NCTA 2014: John Skipper Defends ESPN's Lofty Subscriber Fees, Dismisses Aereo Threat
ESPN president John Skipper came out swinging against charges that his Disney-owned network is gouging cable operators with high fees that then result in higher costs to consumers -- many of which don't even watch sports.
"At ESPN, our job is to create value and work with distributors," said Skipper, defending cable's highest per-subscriber fee during a panel at the NCTA convention in Los Angeles. "It's the product with the most value. ... There's no question that we sit in a certain catbird seat. Live sports is ascendant. Right now, it's the most powerful form of programing on the planet."
Skipper said he wanted to counter the "canard" that only a few cable subscribers actually watch sports. He noted that 115 million people view ESPN every week, and 85 percent of consumers watch ESPN in every quarter.
Making reference to the battle with Aereo, which wants to deliver over-the-air channels as a package without paying royalties, Skipper said the audience does want to see sports and other things cable offers "no matter what Barry Diller says."
That doesn't mean the rising costs of programing and the increasing fees to consumers are not an issue of importance. Rob Marcus, the recently installed CEO of Time Warner Cable, said there is "no question a model where your cost of goods sold exceeds what the market is wiling to pay is problematic."
Marcus called the situation a fundamental problem: "At the end of the day, we've got to find a say to pay for content that allows us to be more responsive to what users are willing to pay."

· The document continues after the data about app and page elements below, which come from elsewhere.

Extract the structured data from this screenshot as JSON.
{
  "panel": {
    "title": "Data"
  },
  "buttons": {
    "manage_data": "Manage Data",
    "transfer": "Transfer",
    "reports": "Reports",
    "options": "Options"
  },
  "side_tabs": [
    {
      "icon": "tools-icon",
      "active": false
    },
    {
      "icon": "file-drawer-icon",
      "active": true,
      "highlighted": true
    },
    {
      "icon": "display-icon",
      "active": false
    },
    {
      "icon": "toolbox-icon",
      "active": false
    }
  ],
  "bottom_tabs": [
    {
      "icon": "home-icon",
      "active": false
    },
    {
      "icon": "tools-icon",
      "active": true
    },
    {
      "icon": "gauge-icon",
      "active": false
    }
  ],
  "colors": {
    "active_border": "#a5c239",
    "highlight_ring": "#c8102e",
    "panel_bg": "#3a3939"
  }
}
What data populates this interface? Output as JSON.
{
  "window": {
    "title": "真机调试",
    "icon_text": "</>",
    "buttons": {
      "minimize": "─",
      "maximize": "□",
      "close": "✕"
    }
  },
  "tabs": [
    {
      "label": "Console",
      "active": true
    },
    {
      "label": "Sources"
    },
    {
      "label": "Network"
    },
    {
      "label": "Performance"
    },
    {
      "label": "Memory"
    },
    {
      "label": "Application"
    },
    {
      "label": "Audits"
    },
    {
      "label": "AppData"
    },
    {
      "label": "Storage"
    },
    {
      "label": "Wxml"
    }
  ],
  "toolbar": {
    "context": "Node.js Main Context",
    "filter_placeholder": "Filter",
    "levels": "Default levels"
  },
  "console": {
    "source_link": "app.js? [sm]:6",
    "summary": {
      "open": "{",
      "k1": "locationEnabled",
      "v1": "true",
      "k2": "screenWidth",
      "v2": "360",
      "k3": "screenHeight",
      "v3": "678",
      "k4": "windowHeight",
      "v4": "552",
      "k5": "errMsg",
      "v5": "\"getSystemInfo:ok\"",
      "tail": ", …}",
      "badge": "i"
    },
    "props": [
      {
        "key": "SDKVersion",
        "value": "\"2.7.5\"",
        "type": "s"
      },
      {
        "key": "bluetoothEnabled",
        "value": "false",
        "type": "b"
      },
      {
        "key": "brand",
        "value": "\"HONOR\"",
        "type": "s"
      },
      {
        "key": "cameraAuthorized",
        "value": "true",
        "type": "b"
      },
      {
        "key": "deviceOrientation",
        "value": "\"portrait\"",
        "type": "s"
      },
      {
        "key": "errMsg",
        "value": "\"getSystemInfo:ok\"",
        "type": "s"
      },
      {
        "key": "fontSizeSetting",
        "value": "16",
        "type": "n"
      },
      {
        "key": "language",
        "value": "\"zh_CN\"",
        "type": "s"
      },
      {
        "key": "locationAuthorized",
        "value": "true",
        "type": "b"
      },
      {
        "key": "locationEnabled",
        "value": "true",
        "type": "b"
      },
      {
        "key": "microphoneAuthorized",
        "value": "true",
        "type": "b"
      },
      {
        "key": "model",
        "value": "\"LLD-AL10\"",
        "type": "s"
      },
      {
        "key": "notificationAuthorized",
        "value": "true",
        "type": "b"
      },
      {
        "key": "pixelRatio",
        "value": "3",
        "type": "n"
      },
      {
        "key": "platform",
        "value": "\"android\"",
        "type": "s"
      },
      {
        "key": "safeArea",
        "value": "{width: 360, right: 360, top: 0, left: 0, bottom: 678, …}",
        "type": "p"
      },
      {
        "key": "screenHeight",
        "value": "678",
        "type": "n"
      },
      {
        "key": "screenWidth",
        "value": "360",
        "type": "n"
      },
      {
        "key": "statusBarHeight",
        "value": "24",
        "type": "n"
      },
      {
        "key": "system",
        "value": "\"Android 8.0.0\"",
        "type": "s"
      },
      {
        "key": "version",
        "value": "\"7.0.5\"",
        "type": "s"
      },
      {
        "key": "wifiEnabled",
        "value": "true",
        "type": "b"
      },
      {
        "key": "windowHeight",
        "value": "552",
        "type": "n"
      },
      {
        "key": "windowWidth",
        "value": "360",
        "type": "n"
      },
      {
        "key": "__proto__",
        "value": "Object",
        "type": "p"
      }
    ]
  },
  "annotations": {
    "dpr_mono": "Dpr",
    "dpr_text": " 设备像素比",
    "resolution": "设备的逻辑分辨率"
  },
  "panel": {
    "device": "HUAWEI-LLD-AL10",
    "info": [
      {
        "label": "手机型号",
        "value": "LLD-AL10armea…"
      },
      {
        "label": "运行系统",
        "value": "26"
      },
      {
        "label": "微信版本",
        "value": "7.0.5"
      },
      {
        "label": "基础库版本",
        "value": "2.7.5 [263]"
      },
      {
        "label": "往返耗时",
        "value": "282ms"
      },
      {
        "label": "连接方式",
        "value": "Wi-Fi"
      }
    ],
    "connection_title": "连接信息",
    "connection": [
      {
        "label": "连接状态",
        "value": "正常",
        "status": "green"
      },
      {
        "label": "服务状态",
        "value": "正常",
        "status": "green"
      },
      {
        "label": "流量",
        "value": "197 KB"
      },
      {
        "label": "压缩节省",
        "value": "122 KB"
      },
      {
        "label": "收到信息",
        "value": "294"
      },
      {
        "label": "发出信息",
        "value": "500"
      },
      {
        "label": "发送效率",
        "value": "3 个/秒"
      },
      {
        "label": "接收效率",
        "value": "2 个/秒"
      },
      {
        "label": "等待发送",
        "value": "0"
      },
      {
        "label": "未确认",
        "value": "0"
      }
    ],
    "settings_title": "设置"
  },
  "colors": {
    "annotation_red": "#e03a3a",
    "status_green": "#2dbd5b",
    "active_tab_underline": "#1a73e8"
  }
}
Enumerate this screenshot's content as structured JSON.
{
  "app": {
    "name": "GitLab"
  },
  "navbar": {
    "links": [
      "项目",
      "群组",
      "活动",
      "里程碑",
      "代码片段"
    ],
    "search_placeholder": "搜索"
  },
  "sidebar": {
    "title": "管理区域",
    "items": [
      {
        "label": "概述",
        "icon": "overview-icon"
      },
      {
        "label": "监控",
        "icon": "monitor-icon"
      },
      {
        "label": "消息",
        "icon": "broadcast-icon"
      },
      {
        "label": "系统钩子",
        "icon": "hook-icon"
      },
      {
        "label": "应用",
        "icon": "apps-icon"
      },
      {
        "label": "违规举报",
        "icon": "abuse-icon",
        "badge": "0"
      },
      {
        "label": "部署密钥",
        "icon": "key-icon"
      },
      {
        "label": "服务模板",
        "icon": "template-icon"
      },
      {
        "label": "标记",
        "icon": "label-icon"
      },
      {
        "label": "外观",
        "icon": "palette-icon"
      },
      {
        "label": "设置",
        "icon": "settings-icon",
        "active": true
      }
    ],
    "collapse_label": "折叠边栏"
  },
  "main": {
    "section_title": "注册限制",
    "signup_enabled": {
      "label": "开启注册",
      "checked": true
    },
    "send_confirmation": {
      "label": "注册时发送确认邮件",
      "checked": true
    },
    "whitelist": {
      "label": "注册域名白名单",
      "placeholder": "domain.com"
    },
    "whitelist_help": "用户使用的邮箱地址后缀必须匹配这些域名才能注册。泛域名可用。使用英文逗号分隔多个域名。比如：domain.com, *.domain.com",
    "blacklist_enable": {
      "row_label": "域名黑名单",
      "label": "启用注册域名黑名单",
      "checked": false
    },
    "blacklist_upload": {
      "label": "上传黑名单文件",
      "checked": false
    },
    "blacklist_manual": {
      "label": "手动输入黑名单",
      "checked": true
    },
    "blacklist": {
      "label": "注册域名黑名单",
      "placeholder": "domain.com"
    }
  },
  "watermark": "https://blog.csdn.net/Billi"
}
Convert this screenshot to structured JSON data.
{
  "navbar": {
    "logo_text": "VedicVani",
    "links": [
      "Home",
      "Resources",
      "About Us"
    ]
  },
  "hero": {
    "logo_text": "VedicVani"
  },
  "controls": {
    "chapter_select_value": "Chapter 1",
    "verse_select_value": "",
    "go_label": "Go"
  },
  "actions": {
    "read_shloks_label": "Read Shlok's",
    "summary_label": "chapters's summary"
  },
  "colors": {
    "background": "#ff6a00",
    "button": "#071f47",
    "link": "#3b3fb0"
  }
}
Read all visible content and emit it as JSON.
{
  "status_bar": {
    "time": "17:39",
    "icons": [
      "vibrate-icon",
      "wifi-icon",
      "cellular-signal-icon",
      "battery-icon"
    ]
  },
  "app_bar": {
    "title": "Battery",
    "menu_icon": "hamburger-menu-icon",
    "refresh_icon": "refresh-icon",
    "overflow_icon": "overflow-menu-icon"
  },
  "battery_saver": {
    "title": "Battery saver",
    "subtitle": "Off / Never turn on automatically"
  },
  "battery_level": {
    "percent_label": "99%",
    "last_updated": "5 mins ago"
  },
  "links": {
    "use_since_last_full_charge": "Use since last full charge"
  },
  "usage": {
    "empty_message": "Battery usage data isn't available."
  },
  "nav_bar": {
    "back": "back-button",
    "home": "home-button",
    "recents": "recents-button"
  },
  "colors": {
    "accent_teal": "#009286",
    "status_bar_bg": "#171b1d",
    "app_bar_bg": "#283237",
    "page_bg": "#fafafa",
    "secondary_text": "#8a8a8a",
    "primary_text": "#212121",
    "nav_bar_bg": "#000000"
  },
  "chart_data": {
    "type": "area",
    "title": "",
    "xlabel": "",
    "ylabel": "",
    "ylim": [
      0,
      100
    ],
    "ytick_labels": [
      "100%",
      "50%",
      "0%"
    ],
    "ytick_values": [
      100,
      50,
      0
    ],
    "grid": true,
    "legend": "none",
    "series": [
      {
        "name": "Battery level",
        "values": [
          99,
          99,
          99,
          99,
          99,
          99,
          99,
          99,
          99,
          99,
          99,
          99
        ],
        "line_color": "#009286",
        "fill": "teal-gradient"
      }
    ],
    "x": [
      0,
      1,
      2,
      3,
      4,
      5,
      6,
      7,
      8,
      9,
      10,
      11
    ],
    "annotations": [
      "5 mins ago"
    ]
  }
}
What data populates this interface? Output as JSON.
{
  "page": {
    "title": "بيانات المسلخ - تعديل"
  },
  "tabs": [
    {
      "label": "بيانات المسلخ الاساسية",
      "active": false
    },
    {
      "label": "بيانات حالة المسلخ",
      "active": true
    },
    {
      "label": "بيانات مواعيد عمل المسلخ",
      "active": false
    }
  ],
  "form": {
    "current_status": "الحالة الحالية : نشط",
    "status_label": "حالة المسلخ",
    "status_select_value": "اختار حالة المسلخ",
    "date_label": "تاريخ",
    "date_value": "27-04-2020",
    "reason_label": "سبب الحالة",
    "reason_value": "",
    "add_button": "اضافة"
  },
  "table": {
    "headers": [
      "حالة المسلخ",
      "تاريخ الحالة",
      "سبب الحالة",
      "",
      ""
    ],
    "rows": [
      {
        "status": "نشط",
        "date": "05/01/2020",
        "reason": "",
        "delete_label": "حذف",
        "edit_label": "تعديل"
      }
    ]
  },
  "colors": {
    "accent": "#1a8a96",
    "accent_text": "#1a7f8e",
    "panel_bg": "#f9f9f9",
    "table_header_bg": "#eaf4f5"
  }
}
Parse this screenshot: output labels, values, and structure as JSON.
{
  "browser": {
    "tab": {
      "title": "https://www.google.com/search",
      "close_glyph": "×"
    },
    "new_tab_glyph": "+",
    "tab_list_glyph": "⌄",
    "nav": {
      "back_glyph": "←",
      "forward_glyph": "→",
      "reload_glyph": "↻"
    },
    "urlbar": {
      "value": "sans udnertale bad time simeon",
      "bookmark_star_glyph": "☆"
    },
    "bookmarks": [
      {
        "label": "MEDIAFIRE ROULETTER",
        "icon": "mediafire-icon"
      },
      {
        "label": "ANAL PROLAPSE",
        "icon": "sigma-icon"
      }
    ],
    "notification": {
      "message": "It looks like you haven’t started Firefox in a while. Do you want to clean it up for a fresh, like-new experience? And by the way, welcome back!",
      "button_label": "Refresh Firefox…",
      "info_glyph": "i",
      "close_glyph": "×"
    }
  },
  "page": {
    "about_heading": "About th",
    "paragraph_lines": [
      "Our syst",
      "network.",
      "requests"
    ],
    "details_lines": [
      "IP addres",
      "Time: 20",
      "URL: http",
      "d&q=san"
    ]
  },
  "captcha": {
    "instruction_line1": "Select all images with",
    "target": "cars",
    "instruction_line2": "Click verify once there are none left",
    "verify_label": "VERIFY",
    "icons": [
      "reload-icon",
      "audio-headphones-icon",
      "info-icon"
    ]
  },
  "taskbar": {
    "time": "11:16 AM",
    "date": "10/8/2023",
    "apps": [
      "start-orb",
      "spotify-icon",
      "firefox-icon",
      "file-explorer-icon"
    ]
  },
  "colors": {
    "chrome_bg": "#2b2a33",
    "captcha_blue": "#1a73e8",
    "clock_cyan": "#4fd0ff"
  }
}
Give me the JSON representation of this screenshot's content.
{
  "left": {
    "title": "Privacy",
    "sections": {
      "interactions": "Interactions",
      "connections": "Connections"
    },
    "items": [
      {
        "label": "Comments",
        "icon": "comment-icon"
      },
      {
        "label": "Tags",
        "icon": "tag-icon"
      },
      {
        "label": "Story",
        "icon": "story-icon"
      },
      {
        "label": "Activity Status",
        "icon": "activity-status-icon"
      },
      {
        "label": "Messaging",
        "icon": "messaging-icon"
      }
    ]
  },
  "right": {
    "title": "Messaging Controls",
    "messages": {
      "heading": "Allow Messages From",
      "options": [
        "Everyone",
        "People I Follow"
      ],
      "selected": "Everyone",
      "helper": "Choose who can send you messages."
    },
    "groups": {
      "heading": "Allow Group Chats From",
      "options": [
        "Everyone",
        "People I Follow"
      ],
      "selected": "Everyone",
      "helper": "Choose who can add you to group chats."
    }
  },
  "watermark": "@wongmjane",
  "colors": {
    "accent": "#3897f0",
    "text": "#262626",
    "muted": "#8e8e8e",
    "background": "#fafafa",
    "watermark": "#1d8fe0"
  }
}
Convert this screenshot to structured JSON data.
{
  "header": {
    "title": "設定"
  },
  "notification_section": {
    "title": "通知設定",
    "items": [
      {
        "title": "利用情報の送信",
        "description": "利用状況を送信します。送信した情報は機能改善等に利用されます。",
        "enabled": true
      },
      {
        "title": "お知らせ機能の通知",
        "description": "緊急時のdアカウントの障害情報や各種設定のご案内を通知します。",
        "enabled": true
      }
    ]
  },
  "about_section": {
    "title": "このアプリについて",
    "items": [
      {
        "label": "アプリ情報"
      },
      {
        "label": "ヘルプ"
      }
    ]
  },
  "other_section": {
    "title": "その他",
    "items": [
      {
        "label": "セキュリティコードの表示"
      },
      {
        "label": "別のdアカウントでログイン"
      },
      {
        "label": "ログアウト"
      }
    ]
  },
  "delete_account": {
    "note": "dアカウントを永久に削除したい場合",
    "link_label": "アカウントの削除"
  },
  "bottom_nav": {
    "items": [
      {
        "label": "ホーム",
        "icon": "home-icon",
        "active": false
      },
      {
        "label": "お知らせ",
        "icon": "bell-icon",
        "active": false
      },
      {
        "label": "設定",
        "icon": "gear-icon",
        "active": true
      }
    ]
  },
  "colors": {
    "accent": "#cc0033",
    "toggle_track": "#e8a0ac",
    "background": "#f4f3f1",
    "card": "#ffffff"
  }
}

Jerald Kent, CEO of Suddenlink Communications, the ninth largest provider of cable and broadband in the U.S., warned "if cable operators continue to raise prices, the government will get involved like they are in Canada with mandated a la carte." He emphasized that programmers are going to have to make tough decisions on what to carry to keep costs under control, predicting some customers will cut the cord as costs continue to rise.
When the conversation turned to finding the next big hit, A+E Networks president and CEO Nancy Dubuc said that unlike technology, making great programs isn't something you can just order up. The other problem, she said, is that with the growth of channels and platforms the "demand for content has never been greater, and the demand for creative talent has never been greater."
"There isn't a secret machine we're putting the information into, and it's not coming out do this show or that one," added Dubuc. "It's a very taste-driven, instinctual part of the business… I worry where the next generation of creators will come from."
John Martin, CEO of Turner Broadcasting, said they are spending $4 billion a year on programming. "In order to stay relevant we need to find those tastemakers" who can create hot new shows, he said, adding (with a nod to Hollywood): "But we've got to have outstanding relations with the creative community."
"There is an arms race for programing," he added. "And there are more and more outlets for people to express their individuality."
Skipper summarized by saying that in the competition for eyeballs and advertisers dollars, the only way to win is with better product. "When Yahoo says it is going to do two comedy series, they are trying to get into our business," he said, noting that new content providers often take over the conversation. "We should be setting the tone of the conversation."